I was all set to write another book this year. Solo this time, as my book spouse Amber Naslund has her hands full with her new social business consultancy Sidera Works. I loved writing half of The NOW Revolution, and loved even more traveling around North America giving presentations about social media and social business (here are the slides). I spoke in 65 different cities in 2011. It’s a lot of work, but I enjoy it.
I was ready to jump back into the fire in 2012, with a nifty new topic, interested publishers, and a plan to use this new book as a real springboard to the future. But sometimes, life conspires to make you focus on the present.
On January 6, my life got shaken up like a snow globe. My little brother, Jeff Baer, died in his sleep of a heart attack at age 39. Jeff was my only natural sibling, and even after the services and paperwork and craziness, it’s difficult for me to process and accept that he’s gone forever. As I said in my eulogy, he was a bon vivant. A raconteur. A scallywag. Everyone who ever met Jeff remembers him, and that’s a rare quality in this world.
(Many thanks to the dozens of friends and clients who donated to the scholarship fund in Jeff’s memory. With your support, my parents and I are endowing two, full-tuition Jeffrey A. Baer Memorial Scholarships to the new Arizona State University – Lake Havasu City campus that opens this Fall)
As you might have surmised if you’ve read this blog or followed the progress of Convince & Convert, I’m a hard charger. Type A. Overachiever. Whatever label you want to put on it, you know the deal. And until Jeff died, I had never intentionally done less of anything. But something like that will force you to take a long look at what you’ve wrought.
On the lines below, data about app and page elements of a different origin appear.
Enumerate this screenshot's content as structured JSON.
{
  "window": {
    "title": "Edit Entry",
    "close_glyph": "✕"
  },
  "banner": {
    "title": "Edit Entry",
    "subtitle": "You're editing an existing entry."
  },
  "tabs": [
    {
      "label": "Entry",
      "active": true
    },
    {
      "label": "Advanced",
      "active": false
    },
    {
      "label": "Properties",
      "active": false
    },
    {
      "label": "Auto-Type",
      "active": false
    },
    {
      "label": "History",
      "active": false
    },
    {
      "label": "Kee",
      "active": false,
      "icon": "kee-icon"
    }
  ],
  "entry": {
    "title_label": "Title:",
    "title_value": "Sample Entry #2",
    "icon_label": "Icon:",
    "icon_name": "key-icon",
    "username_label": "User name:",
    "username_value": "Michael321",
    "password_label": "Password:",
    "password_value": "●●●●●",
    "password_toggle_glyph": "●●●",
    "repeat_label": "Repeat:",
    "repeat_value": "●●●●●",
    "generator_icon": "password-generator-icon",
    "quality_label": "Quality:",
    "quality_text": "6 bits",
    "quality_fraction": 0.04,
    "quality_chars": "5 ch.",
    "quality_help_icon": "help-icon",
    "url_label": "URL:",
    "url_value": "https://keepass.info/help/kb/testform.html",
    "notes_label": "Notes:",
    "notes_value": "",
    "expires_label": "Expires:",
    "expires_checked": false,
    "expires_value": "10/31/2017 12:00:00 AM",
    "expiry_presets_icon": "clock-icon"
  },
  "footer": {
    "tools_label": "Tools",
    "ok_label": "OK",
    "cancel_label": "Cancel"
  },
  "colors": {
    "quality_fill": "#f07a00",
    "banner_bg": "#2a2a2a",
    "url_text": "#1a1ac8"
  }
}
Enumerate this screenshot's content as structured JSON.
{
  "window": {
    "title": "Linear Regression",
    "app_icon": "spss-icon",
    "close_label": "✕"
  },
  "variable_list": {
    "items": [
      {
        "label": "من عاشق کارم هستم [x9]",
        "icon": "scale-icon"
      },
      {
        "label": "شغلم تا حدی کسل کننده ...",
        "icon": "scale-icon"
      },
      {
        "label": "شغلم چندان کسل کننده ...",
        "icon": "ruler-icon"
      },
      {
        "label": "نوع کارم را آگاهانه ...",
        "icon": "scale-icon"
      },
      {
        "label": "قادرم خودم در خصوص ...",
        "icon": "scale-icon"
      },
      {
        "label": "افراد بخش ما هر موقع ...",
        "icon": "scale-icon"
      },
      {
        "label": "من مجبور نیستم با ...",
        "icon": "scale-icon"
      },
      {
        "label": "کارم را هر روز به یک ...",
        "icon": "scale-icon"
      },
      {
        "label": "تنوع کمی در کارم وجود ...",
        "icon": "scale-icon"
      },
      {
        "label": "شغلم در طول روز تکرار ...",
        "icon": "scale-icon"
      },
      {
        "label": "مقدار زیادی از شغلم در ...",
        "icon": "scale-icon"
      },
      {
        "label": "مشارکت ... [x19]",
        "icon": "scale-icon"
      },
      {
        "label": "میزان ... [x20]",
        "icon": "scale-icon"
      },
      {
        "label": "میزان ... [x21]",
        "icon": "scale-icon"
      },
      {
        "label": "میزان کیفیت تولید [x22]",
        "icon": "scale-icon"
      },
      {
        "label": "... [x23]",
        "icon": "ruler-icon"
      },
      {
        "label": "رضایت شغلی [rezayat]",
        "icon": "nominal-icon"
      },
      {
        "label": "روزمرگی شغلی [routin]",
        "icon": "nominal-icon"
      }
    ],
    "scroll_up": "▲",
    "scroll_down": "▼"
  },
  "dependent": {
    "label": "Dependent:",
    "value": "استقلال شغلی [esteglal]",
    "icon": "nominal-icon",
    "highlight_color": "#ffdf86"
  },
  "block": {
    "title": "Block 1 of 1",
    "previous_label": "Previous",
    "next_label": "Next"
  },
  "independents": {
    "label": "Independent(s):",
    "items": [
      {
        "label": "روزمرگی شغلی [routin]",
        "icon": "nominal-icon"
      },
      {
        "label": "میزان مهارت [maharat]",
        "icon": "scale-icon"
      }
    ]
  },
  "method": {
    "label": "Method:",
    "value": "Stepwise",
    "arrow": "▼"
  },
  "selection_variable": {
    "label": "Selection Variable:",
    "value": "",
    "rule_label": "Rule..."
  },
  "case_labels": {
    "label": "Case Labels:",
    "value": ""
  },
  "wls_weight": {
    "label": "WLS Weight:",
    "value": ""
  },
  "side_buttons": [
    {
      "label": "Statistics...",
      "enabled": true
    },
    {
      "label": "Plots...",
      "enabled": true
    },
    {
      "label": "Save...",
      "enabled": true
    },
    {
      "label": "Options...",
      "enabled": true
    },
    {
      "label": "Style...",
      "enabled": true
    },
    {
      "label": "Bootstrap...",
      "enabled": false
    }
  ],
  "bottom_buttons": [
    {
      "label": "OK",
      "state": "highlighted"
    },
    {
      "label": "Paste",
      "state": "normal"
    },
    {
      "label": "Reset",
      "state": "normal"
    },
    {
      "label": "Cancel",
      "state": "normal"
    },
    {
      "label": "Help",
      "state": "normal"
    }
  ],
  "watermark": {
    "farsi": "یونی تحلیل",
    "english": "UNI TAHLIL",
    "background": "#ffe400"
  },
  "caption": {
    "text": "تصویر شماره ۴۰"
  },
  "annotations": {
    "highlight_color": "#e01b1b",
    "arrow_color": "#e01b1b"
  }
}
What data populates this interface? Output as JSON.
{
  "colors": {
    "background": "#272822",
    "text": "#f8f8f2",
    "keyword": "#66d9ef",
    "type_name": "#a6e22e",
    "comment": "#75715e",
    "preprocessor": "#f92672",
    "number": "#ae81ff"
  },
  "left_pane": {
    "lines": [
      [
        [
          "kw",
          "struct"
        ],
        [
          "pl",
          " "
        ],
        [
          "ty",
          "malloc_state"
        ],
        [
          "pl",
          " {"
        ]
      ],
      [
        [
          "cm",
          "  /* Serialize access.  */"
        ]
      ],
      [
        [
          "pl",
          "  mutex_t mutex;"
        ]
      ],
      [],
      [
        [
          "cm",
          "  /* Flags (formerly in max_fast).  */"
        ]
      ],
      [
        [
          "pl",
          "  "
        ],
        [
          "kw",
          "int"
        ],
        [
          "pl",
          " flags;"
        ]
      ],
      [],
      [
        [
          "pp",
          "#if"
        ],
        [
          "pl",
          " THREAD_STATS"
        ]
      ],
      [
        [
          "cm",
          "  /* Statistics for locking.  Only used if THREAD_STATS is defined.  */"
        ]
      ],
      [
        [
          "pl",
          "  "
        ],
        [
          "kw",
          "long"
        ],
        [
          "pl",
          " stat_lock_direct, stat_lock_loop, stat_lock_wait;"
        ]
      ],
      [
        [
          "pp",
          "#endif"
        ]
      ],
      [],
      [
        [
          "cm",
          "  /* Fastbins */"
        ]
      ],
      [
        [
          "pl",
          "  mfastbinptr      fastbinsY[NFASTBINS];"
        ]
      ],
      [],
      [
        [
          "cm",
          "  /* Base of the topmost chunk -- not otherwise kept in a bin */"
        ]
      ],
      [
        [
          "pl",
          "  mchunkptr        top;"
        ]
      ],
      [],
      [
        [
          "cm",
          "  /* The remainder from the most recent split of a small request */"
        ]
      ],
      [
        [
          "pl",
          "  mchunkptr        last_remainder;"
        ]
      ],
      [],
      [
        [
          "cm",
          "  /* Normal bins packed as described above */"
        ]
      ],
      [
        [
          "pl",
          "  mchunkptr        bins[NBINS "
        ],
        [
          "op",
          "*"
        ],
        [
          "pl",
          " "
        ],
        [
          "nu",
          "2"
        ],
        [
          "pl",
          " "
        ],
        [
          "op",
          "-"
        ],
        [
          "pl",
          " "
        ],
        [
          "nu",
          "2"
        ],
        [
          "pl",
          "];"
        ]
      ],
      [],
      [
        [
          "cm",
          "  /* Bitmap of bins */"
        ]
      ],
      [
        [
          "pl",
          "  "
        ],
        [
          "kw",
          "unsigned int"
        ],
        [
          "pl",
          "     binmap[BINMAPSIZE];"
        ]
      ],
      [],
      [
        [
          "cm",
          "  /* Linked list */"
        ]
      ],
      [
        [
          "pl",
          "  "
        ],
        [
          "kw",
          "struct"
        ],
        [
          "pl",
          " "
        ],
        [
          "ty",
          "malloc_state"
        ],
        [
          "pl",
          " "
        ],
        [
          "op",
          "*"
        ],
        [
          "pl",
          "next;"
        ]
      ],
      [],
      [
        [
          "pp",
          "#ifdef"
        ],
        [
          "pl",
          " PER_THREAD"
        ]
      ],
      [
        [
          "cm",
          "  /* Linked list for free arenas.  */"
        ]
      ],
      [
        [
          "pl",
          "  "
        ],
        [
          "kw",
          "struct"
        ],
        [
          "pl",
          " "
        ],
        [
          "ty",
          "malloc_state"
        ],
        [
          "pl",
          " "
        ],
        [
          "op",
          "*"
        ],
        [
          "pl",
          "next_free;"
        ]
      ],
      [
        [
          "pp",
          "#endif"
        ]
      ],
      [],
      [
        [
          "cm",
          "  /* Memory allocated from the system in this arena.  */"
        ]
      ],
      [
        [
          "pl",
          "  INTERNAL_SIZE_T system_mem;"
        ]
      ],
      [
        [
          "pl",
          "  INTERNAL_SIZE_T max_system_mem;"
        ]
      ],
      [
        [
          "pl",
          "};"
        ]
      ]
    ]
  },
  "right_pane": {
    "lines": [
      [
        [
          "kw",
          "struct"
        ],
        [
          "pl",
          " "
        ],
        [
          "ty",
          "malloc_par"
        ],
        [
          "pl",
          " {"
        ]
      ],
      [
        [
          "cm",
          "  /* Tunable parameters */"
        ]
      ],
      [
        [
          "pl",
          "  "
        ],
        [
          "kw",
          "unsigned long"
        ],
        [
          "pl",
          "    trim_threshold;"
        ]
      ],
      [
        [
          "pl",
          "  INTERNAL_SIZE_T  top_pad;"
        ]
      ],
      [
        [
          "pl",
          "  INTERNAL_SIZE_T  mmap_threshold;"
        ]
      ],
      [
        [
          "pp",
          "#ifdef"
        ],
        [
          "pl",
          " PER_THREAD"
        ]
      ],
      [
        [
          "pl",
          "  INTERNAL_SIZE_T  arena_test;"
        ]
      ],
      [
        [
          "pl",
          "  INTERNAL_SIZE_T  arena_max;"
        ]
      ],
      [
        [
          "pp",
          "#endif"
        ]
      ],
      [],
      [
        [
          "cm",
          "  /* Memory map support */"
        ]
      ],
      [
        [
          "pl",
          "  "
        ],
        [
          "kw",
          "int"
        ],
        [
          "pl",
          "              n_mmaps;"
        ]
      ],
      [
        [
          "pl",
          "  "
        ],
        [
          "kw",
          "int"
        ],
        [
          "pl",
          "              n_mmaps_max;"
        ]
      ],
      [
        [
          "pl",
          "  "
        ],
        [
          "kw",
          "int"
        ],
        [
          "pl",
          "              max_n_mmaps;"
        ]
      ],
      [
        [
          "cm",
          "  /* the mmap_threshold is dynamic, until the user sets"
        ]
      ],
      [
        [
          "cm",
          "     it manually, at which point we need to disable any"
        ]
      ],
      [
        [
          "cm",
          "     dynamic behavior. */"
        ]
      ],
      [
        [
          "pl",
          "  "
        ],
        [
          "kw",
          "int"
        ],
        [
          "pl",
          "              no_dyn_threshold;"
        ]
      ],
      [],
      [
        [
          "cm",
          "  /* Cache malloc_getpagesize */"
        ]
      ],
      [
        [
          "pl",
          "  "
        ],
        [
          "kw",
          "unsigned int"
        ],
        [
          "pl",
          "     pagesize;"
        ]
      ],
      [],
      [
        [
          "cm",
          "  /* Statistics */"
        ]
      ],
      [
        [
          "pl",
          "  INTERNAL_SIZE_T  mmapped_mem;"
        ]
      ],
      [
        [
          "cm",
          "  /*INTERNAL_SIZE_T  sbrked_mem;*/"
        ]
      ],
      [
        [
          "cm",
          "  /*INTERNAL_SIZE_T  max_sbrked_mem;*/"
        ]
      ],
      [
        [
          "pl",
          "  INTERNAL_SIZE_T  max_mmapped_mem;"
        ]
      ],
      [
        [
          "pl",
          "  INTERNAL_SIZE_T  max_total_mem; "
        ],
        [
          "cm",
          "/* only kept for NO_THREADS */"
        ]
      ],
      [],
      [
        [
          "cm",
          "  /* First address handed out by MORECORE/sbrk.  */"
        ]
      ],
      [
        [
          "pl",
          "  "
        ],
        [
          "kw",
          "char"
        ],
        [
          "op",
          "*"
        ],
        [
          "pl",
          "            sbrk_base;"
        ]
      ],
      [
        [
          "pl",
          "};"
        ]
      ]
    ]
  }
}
As my Dad said to me at lunch a few days before the memorial service, “Jay, what are you trying to prove?” I’d never been asked that – even by myself – and the fact that I didn’t have a good answer was telling. It’s not that I’m ungrateful for the life and extraordinary career I’ve cobbled together over the past 20 years – much less my amazing wife and smart, perfect kids. I even have a cool dog, Mr. Cheeto. It’s not so much that I take all that for granted (although I often do). It’s more that I am wired to believe that good enough is not enough. That within my field there is no reason I can’t sell books like Godin, pack the room like Vaynerchuk, and build a large consultancy like Dachis. Maybe it’s ego, or hubris, or folly, but I’ve just never put psychological constraints on what I can accomplish.
I still believe I can do those things, but I’m going to tackle them at a more modest pace, leaving me more time to focus on my health and my family. And that’s where the book comes in. From experience, I know that if you have a busy day job, the book writing happens at nights and on weekends. Once the book is published the real work begins, which is promoting it. Very few business books sell themselves. The authors make them sell, hence the tour Amber and I undertook last year.
So, I’m not going to do it again. Not yet. I’ve got to use my time a bit more wisely for now. Even before Jeff, I had every single genetic and behavioral risk factor for heart disease and so forth (except smoking, which I quit 11 years ago). The last time I worked out with any degree of rigor and consistency was 1985. Yes, Reagan was President the last time I lifted a weight. I’m no expert, but that’s probably a sub-optimal fitness regiment. I have been a recent member of the Bacon-of-the-Month Club….and without irony.
Play time is over for me. I have a personal trainer. A nutritionist. A dermatologist. A new doctor. My payroll is increasing in inverse proportion to my waist line. But it’s worth it – or it will be. I’m joining the ranks of Brogan, Falls, Shankman and others who have decided that paying attention to your health is a worthwhile endeavor.
So, I’m not writing a book this year. I’ll still be plenty busy, of course. We have a ton of great clients at Convince & Convert. A new podcast – Social Pros – that debuted last night. A ton of speaking gigs (just not 65 cities’ worth). And a family that will hopefully see more of me.
I wasn’t always the best brother to Jeff, and that makes me sad – and always will. But I loved him, and he knew it. And he loved me, and I knew it. He gave me countless gifts through the years, especially laughter. I’m hoping his greatest gift will be this one: a wake-up call.